Conscientiousness is one of the five traits of the Big Five personality theory. A high score on the conscientiousness scale suggests that the conscientious person is well organized, orderly, careful, persevering, prudent, circumspect, and non-impulsive. Conscientiousness is strongly associated to measures of successful achievement in academic and occupational domains (Little, 2016, location 615).
Those scoring low on the conscientious scale often appear disorganized, spontaneous, careless, imprudent, and impulsive.
Conscientiousness and Predictable Environments
Conscientiousness thrives in predictable and well-ordered environments. The exactness of effort and reward fits well with conscientious planning and organization. Exactness is attractive to the conscientious personality. The academic life fits this perfectly, especially in fields of study where success is very objective—engineering, accounting.
However, life challenges that are less exact, with imperfect equations for success can create heightened anxiety. Just winging it frightens those scoring high in conscientiousness. High conscientious types prefer a list they can check off as they complete identifiable tasks.

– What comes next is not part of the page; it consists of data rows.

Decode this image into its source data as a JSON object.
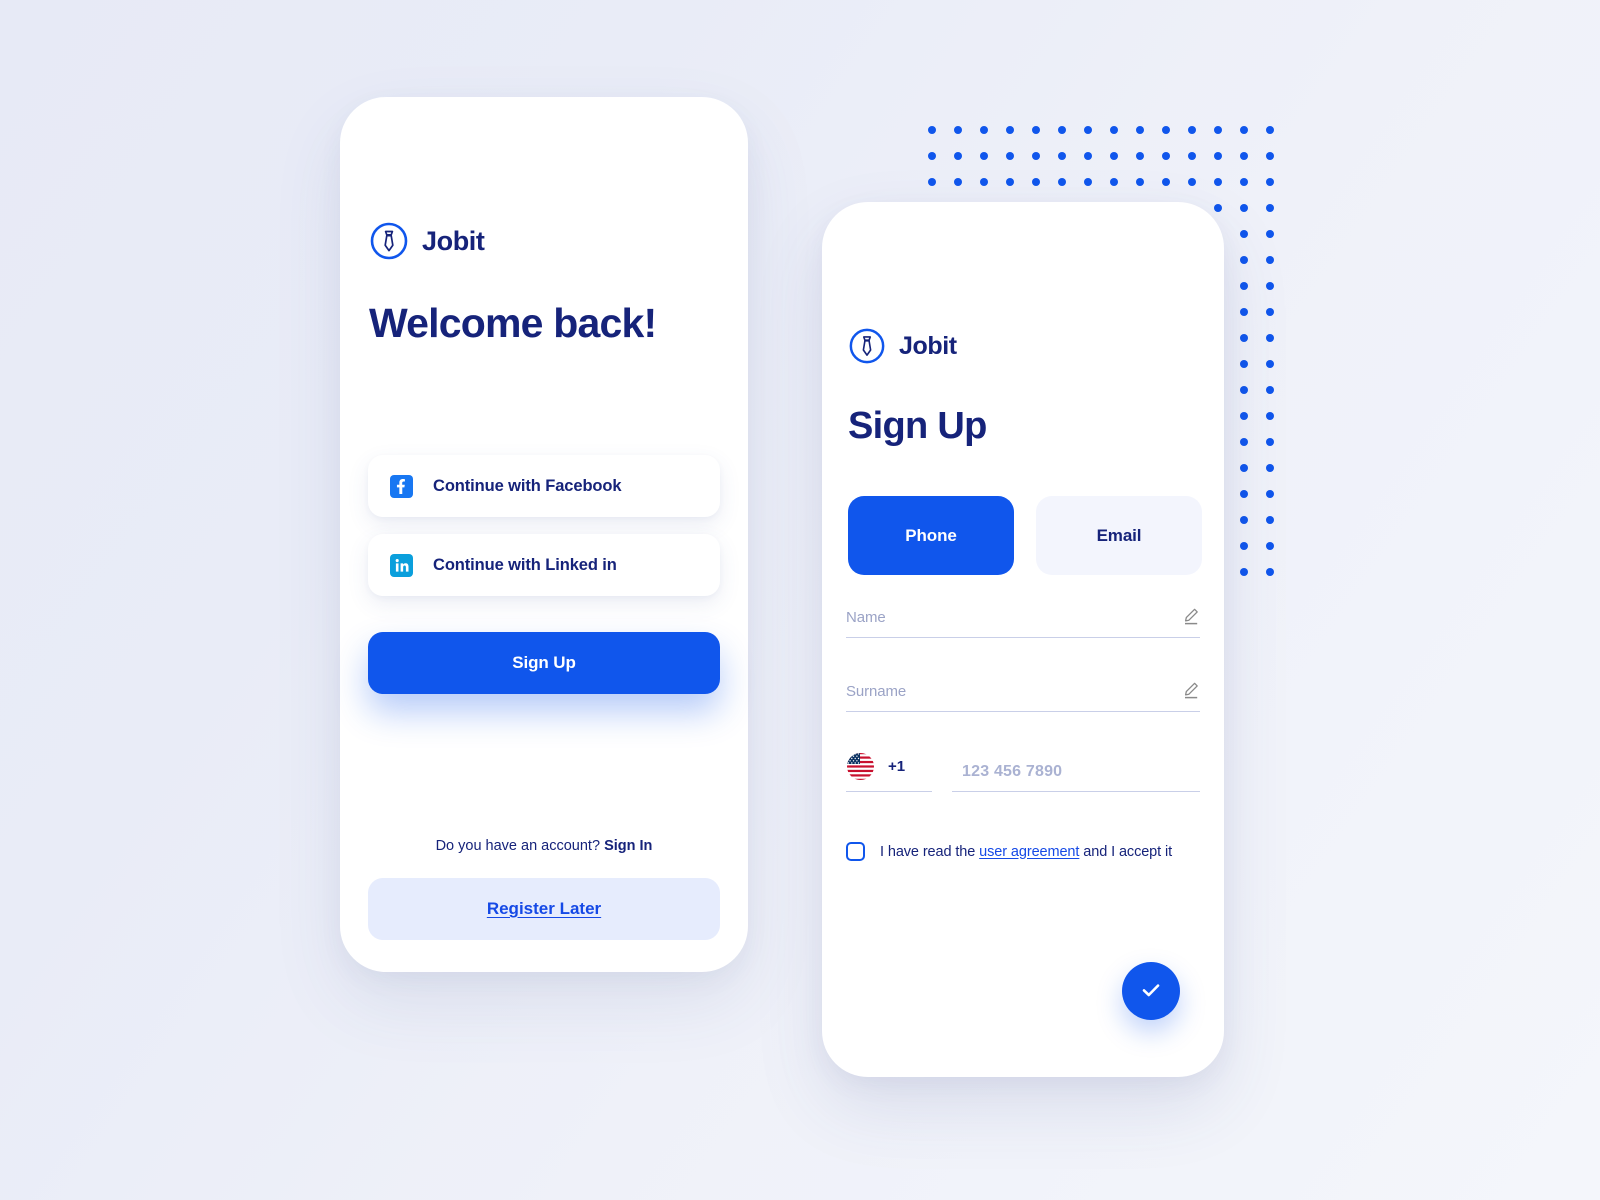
{
  "theme": {
    "brand_blue": "#1056ec",
    "navy": "#16237a",
    "link_blue": "#1549e6",
    "muted": "#9ba3c6",
    "soft_blue_bg": "#e6ecfd",
    "page_bg_start": "#e7eaf6",
    "page_bg_end": "#f4f6fb"
  },
  "background": {
    "dot_grid": {
      "name": "dot-grid-pattern",
      "columns": 14,
      "rows": 18,
      "dot_color": "#1056ec"
    }
  },
  "sign_in_screen": {
    "logo": {
      "icon": "necktie-circle-icon",
      "name": "Jobit"
    },
    "title": "Welcome back!",
    "social_buttons": [
      {
        "icon": "facebook-icon",
        "label": "Continue with Facebook"
      },
      {
        "icon": "linkedin-icon",
        "label": "Continue with Linked in"
      }
    ],
    "primary_button": "Sign Up",
    "account_prompt": "Do you have an account?",
    "sign_in_link": "Sign In",
    "register_later_button": "Register Later"
  },
  "sign_up_screen": {
    "logo": {
      "icon": "necktie-circle-icon",
      "name": "Jobit"
    },
    "title": "Sign Up",
    "segmented_control": {
      "selected": "Phone",
      "options": [
        "Phone",
        "Email"
      ]
    },
    "fields": [
      {
        "label": "Name",
        "value": "",
        "icon": "pencil-edit-icon"
      },
      {
        "label": "Surname",
        "value": "",
        "icon": "pencil-edit-icon"
      }
    ],
    "phone_field": {
      "flag": "us-flag-icon",
      "country_code": "+1",
      "placeholder": "123 456 7890",
      "value": ""
    },
    "agreement": {
      "checked": false,
      "text_before": "I have read the ",
      "link_text": "user agreement",
      "text_after": " and I accept it"
    },
    "confirm_button": {
      "icon": "check-icon",
      "label": ""
    }
  }
}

Brian R. Little PhD., an internationally acclaimed scholar and speaker in the field of personality and motivational psychology wrote, “the ability to persist in projects and tasks that require committed pursuit and timely completion come easily to highly conscientious people.
However, if an environment is chaotic, unpredictable, and fast paced, it is possible that conscientiousness could be maladaptive. In such environments the less conscientious person might be better able to orient away from routine activities, to attend to sudden intrusions, and to change direction with alacrity” (2016, location 636).
In extreme, conscientiousness may lead to perfectionism and obsessive-compulsive tendencies.
A person scoring high in conscientiousness are likely to have the following traits:
Is Conscientiousness Learned?
Like most aspects of human existence, we are an intricate mixture of biological propensities and environmental influences. Our genetic structures interact with environmental exposures. Conscientiousness is no exception. As a result, we are biologically programmed towards more or less conscientiousness then experience sharpens or dulls the propensities. Little states that “there is clear evidence that each of these dimensions of personality has a genetic component accounting for roughly 50 percent of the variation between people on each trait” (2016, location 598).
A 2021 study on sensory processing sensitivity (SPS) found a correlation between SPS, largely a biological condition, and the Big Five personality trait Neuroticism (Yano, Kase, & Oishi, 2021). Perhaps, we may never accurately assess the exact percentages of nature and nurture impact. However, we should all agree that both biology and environment have a significant impact on personality traits and behavior.
A Few Words by Psychology Fanatic
Personality studies are enlightening, giving insights into our oddities and strengths. Yet, measurements, such as personality traits, also are limiting. We are complex beings. Hence, we should use information from these studies, identifying weaknesses to strengthen, and strengths to exploit.
Personally, conscientiousness is not one of my strengths. The occasional misspelled word and repeated grammatical errors shocks and bothers the conscientious readers. I work on these imperfections. My low scores in conscientiousness, however, benefits other areas in my life. In a few of my professional assignments, I teamed up with conscientious workers. Consequently, they meticulously worked on intricate projects while I pushed through larger quantities of work. Our strengths and weaknesses blended well.
In many blogs and articles on conscientiousness, I noticed that “self-motivation” was often cited as a trait of conscientiousness and citing that motivation was lacking in those scoring lower in the trait. However, I certainly have met many highly motivated, hard driven, disorganized workers. Their desks are a mess, thoughts chaotic, but produce at a high level. Perhaps, they could be more efficient but their work ethic is impeccable and value to the work force irreplaceable.
Little, B. R. (2016). Me, Myself, and Us: The Science of Personality and the Art of Well-Being. Public Affairs; Reprint edition.
Yano, K., Kase, T., & Oishi, K. (2021). The Associations Between Sensory Processing Sensitivity and the Big Five Personality Traits in a Japanese Sample. Journal of Individual Differences, 42(2), 84-90.